After the replacement earlier this month of Italy's populist and far-right government for one that is largely Left-leaning and pro-EU, the easing of a previously tense relationship between Rome and Paris was illustrated in a decision by the Italian culture minister to overturn an earlier refusal to lend France works by Leonardo da Vinci for an exhibition marking his death 500 years ago, while France will send paintings by Raphael for a similar exhibition next year in Italy.
A French couple are facing prosecution and a possible jail term of between one and six years after Italian police found 40 kilos of sand they took from a beach in Chia, southern Sardinia, crammed into plastic bottles in the boot of their vehicle.
Migrants from Africa and the Middle East, desperate to reach a better life, continue to attempt to cross to France from Italy, where they are increasingly evicted from refugee centres by the country's coalition government of populists and far-right, using the deadly route of Alpine passes for which they are ill-equipped to traverse.
The French ambassador to Rome, recalled last week in protest at what Paris described as 'unfounded attacks and outlandish claims' by Italy's populist coalition government, as well as a recent unannounced visit to France by deputy prime minister Luigi Di Maio to meet with anti-government 'yellow vest' prostestors, returned to the Italian capital on Friday.
Paris defends recall of envoy to Rome after 'unfounded attacks' by Italian leaders as Italy criticizes ‘ultra-liberal’ French policies.
Move came after Italian deputy PM met French 'yellow vest' protesters near Paris and France warned him not to interfere in the country's politics.
Populists in Italy have accused France of continuing to colonise many African states.
Already high tensions between Paris and Rome have further escalated after Italian deputy prime minister Luigi Di Maio, leader of the anti-establishment Five-Star Movement, said the EU should 'sanction France and all countries like France that impoverish Africa and make these people leave, because Africans should be in Africa'.
Italian journalist, author and essayist Roberto Saviano is best known outside of his country for his 2006 book Gomorrah, a detailed investigation exposing the activities of the Neapolitan mafia. It earned him worldwide acclaim, both for his journalism and his considerable courage, while the Camorra crime syndicate placed a price on his head. He has lived under permanent police protection ever since. But Saviano, 38, has also become a thorn in the side of Italy’s far-right interior minister (and deputy prime minister), Matteo Salvini, whose xenophobic, anti-migrant policies he regularly denounces – which alarmingly prompted Salvini to threaten to remove Saviano’s police protection.
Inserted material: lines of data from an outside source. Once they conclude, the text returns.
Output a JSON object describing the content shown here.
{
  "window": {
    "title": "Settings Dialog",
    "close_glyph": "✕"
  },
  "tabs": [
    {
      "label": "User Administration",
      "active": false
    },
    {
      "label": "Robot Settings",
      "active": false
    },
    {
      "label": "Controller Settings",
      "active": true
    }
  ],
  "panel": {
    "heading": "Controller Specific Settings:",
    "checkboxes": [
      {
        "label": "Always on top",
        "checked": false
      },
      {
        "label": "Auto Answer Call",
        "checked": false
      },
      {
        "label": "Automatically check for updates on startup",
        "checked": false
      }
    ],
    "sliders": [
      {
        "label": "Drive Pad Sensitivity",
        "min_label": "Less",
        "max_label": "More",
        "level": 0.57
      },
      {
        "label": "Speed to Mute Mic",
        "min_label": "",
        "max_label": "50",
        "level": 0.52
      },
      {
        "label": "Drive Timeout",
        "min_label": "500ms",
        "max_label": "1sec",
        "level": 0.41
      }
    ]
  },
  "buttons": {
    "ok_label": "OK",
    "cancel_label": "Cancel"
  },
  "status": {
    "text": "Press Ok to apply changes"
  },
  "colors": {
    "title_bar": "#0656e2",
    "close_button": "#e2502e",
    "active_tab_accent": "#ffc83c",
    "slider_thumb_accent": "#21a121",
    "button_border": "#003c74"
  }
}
In this interview with Mediapart, Saviano details his appraisal of the Italian political scene and of Salvini, and slams European Union policies on immigration which he says has fuelled the rise to power of extremists.
Defence minister said it was 'undeniable' Libya is in crisis because in 2011 someone put their own interests ahead of those of Libyan people.
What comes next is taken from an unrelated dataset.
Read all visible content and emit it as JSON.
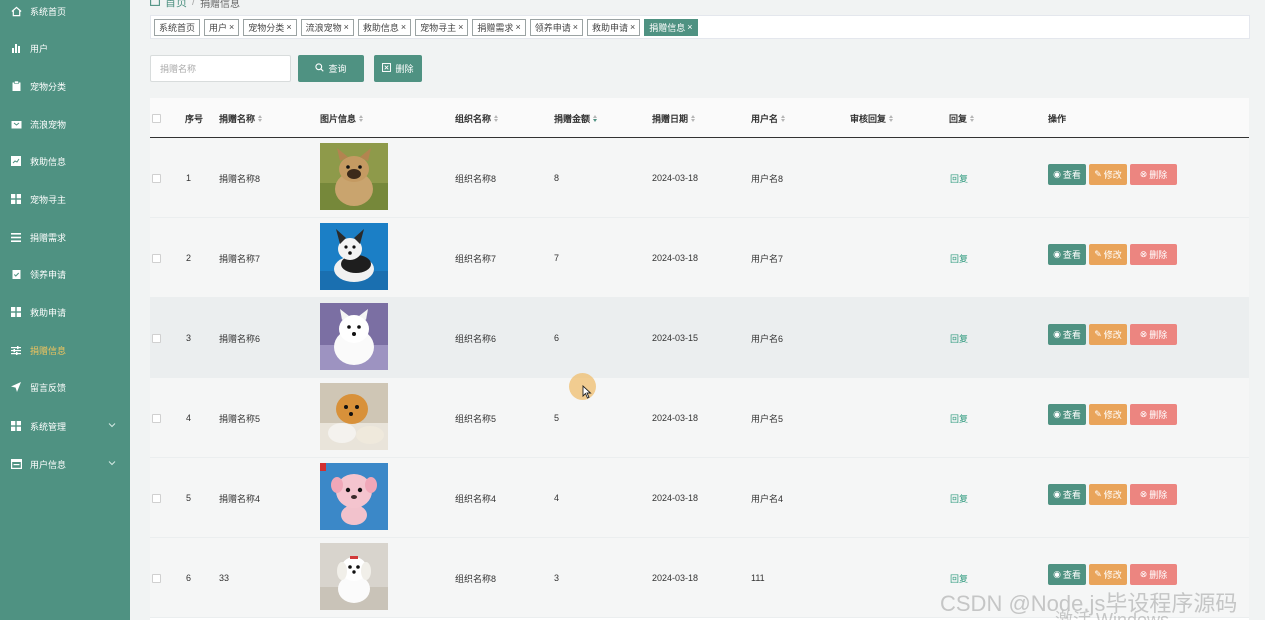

Italian Deputy Prime Minister Matteo Salvini has called on France to stop turning back migrants who succeed in crossing into the country from Italy at the Rivierra town of Ventimiglia, adding that French President Emmanuel Macron 'is the first who should show solidarity and sensibility by reopening the border'.
The youth arms of France's Rassemblement national (National Rally) party, formerly called the Front National, and its far-right Italian ally, the League, staged a joint demonstration near the French-Italian border on Sunday to demand tough measures against what they said was the 'overwhelming' of Europe by migrants.
Migrant girls, mostly from sub-Saharan Africa, attempting to cross into France from Italy are being exploited by would-be smugglers offering to drive them across the on the countries' common Riviera border in exchange for sex acts, says a report by the Italian branch of the charity Save the Children.
Migration has fashioned Tunisia for over two decades, most notably after the uprising that sparked the Arab Spring in 2011, when tens of thousands left a country riddled with unemployment and inequality once old restrictions were lifted. Now Tunisia finds itself in a double bind. It is resisting pressure to house migrants from other African countries trying to reach Europe via its territory, even as a new exodus of its own citizens gathers pace, prompted by economic, political and social distress. Rachida El Azzouzi reports.